Count the lines that contain the string "JSON" in the records beneath, and respond with the number only.

-- Opening Marker --

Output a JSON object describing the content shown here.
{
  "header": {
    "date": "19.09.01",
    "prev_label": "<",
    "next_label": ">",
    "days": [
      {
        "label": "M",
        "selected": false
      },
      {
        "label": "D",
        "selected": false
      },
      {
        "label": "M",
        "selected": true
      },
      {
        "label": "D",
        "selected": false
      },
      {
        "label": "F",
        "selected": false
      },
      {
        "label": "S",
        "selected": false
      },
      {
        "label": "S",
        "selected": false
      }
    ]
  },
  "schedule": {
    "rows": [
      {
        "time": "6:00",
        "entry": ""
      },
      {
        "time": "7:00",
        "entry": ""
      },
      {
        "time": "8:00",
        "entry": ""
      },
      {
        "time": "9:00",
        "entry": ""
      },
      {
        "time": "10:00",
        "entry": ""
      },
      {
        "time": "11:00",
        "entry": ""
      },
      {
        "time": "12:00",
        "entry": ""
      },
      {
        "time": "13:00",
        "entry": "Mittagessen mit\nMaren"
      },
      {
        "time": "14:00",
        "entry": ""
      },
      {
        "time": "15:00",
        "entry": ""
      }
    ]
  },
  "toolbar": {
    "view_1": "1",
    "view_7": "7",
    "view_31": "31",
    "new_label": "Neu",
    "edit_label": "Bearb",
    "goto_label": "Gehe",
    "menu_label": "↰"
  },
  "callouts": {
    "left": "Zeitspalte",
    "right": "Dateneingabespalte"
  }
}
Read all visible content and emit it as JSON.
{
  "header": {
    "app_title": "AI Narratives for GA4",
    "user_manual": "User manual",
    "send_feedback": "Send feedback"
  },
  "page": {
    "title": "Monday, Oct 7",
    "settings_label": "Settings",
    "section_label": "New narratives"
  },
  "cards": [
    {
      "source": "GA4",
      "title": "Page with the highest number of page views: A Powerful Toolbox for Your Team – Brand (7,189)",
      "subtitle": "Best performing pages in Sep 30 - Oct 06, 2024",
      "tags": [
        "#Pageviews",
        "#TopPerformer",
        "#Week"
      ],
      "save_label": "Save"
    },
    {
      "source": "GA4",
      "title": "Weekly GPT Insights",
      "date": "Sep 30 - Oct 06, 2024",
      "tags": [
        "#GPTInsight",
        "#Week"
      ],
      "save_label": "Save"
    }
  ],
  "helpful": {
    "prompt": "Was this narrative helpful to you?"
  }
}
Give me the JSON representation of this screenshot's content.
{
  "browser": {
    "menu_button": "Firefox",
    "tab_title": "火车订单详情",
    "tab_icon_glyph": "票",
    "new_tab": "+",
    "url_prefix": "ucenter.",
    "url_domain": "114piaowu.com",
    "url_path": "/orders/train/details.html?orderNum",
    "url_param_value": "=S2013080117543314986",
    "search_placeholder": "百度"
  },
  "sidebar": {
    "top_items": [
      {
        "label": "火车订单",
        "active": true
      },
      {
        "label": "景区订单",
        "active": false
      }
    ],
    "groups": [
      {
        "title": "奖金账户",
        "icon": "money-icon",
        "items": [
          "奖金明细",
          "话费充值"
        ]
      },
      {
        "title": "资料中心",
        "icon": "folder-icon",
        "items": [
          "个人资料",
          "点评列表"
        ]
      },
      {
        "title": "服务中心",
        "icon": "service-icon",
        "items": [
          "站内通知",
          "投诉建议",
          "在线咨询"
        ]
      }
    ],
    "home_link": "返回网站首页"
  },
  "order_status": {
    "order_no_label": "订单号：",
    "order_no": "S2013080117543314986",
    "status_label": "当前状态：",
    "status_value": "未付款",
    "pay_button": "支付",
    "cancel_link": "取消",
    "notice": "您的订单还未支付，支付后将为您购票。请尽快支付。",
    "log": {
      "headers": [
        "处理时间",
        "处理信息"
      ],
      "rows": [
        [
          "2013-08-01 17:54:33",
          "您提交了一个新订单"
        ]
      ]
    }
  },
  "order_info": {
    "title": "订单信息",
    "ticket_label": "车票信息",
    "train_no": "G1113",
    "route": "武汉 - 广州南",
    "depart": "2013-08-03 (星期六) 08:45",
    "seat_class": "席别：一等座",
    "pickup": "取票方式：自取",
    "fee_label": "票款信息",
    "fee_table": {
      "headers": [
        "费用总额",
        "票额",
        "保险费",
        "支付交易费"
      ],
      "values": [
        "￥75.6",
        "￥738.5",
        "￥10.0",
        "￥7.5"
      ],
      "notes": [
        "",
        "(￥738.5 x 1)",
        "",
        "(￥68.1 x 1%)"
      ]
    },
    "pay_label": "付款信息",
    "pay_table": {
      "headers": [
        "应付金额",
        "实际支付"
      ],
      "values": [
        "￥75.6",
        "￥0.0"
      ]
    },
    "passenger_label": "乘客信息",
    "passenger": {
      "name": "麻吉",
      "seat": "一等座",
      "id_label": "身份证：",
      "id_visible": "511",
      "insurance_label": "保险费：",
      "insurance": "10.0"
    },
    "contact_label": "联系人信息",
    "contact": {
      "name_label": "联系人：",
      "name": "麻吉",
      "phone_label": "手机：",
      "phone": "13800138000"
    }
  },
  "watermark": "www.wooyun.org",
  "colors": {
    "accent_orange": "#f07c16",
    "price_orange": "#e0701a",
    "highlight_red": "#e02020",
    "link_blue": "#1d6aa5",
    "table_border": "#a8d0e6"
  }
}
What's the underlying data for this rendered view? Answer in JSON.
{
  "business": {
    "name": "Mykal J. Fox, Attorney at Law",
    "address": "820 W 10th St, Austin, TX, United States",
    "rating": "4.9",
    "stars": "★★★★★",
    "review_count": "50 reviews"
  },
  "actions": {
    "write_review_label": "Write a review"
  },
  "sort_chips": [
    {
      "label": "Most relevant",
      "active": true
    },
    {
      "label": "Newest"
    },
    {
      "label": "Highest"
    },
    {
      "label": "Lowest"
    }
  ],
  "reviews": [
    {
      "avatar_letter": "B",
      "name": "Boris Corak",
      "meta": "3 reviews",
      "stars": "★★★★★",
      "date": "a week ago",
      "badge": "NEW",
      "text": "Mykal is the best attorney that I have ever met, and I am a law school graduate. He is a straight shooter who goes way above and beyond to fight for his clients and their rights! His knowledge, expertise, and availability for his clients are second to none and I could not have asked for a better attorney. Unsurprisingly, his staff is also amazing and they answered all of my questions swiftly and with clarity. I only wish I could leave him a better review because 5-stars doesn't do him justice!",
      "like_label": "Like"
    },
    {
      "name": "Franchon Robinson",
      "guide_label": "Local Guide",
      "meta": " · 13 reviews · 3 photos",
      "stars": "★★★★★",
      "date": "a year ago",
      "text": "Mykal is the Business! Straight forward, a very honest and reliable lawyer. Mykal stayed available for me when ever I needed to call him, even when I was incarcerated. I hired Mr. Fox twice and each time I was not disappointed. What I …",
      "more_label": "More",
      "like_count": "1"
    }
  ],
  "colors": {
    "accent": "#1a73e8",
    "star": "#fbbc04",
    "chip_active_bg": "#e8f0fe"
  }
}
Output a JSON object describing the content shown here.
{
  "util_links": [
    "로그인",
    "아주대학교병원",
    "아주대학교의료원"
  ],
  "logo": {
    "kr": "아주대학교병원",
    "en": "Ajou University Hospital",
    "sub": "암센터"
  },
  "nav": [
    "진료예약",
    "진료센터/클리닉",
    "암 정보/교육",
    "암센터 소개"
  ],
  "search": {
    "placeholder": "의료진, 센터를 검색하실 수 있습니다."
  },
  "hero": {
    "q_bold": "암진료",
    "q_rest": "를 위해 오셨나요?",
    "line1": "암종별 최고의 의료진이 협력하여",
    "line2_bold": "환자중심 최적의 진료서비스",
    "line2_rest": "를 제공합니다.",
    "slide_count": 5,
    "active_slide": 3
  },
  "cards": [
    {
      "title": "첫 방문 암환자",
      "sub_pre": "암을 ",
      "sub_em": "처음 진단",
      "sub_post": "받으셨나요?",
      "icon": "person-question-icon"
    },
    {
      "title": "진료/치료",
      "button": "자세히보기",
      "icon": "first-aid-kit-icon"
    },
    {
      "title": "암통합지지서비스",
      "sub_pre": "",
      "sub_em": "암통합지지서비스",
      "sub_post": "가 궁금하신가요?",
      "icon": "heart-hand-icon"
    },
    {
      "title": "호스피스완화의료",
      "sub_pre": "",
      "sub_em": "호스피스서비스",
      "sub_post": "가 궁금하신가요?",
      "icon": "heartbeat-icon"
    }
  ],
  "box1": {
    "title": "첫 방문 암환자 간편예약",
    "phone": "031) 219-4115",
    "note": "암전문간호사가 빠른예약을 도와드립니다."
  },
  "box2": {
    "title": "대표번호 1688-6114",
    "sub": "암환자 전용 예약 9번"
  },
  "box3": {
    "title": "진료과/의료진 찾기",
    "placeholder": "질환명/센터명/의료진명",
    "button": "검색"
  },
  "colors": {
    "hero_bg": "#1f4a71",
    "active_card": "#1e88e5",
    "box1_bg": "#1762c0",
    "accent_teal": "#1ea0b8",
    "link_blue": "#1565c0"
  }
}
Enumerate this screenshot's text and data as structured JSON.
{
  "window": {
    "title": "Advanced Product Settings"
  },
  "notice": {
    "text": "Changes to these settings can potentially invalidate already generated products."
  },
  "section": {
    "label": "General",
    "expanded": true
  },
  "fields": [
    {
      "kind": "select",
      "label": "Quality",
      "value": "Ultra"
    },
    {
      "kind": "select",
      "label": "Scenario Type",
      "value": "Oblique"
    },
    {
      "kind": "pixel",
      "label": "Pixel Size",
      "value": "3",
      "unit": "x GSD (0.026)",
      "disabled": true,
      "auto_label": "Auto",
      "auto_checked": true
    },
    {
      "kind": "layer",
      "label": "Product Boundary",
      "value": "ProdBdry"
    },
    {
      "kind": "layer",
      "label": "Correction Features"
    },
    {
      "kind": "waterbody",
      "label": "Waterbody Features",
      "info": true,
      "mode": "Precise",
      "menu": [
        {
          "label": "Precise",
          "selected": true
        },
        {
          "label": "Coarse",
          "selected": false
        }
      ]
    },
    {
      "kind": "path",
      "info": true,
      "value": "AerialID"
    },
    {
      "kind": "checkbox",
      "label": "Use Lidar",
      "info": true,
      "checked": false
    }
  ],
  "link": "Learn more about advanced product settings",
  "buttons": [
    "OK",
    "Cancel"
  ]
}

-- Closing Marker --

YOUR RESPONSE: 6